If you would like to use the Internet to get more ideas about how to deal with unexpected events, a good place to start might be to learn about how unexpected life events cause stress. Two researchers from the University of Washington, Thomas Holmes and Richard Rahe, identified some of the most common and most powerfully upsetting life events. They used that information to create a way to estimate how stressful a person's life is by giving a certain number of points to each unexpected event, based on how difficult that event was for most people to deal with. The result is called the Holmes and Rahe stress scale.

A useful article about unexpected events - to be specific, natural disasters, such as fires, earthquakes and hurricanes - is When Disaster Strikes, on the website of Mainstream, an online magazine that supports the rights of people with disabilities, or, as the magazine says, "the able disabled." The article explains that in some ways, people with disabilities are better at handling natural disasters than other people because they are used to dealing with "barriers" in daily life, and that it is extremely important to keep emergency supplies available, such as medications, assistive equipment, and so on. (Speaking of emergencies: if you want some suggestions about how to get out of a building safely in an emergency, try the Evacuation Preparedness Guide, by June Isaacson Kailes, on the website of Center for Disability Issues and the Health Professions at Western University of Health Sciences.

For an interesting story of how one person with a spinal cord injury handled unexpected events, try Handling Disappointments after Life Throws You a Curve, on the website of Dr. Rosemarie Rosetti, a writer and inspirational speaker who received a spinal cord injury in 1998 when a large tree fell and hit her as she was riding her bike. Dr. Rosetti, who also is an expert in her hobby of gardening, also has other articles on her website with suggestions for coping with stressful or difficult situations.

The Cleveland Clinic Health System (CCHS) has a number of helpful articles about how unexpected events cause change, and then change causes stress. If you'd like to find a website that lists life events that cause stress, and ways to stop stress, in a clear, easy-to-remember list, Coping With Life's Stressors, on the CCHS website, is very good. CCHS even has an article called Coping With Holiday Stress which has suggestions for dealing with problems that come up at holiday time; for some people, holidays can be stressful times that cause a change in regular habits and routines. If you like "medical-sounding" language, The Phases of Stress, also by CCHS, explains the phases of stressors as their effects increase, and offers solutions to contend with each phase.

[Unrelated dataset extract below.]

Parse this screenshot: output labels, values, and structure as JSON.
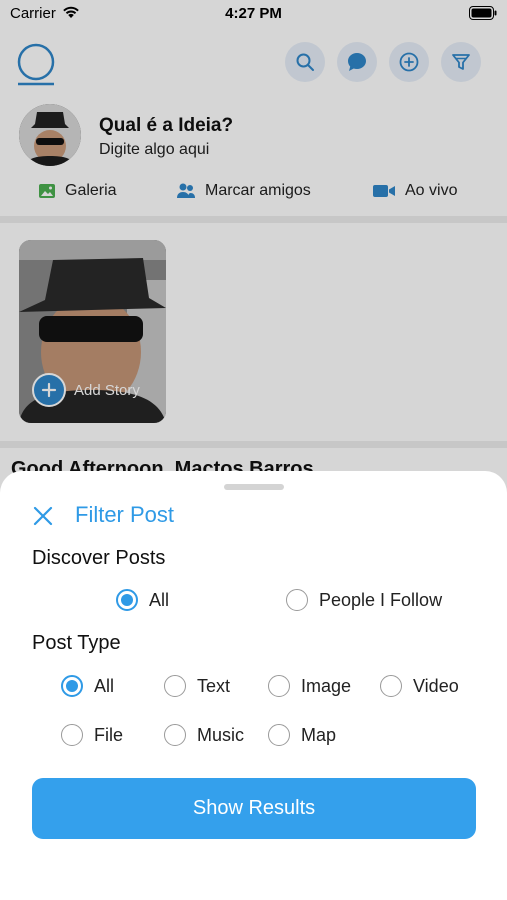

Another idea on the Internet for coping when something unexpected happens comes from an article, Forgiveness and Spinal Cord Injury, in an online newsletter from the University of Michigan Medical School. It talks about a study that found something very interesting: people who have had a serious injury (which, of course, is a very stressful and unexpected life event) but who are willing to forgive themselves and forgive others, tend to feel better about their lives and to have better health than people who hold onto anger and stress. (Look for the article on page 7 of the newsletter.) An abstract of this research into forgiveness and stress reduction, Forgiveness linked to spinal cord injury rehab, which uses very technical language, is also available.

Any of these websites might be helpful for keeping in mind that no one can predict the unexpected, or stop unexpected things from happening, but people can change how they react to these unpleasant surprises. Remember: taking good care of your health is more important than ever during stressful times!

1 Maddi, S. R. (2004). Hardiness: An operationalization of existential courage. Journal of Humanistic Psychology, 44, (3), 279-298.

2 O'Connor, D. L, Young, J. M., & Saul, M. J. (2004). Living with paraplegia: Tensions and contradictions. Health & Social Work, 29, (3), 207-218.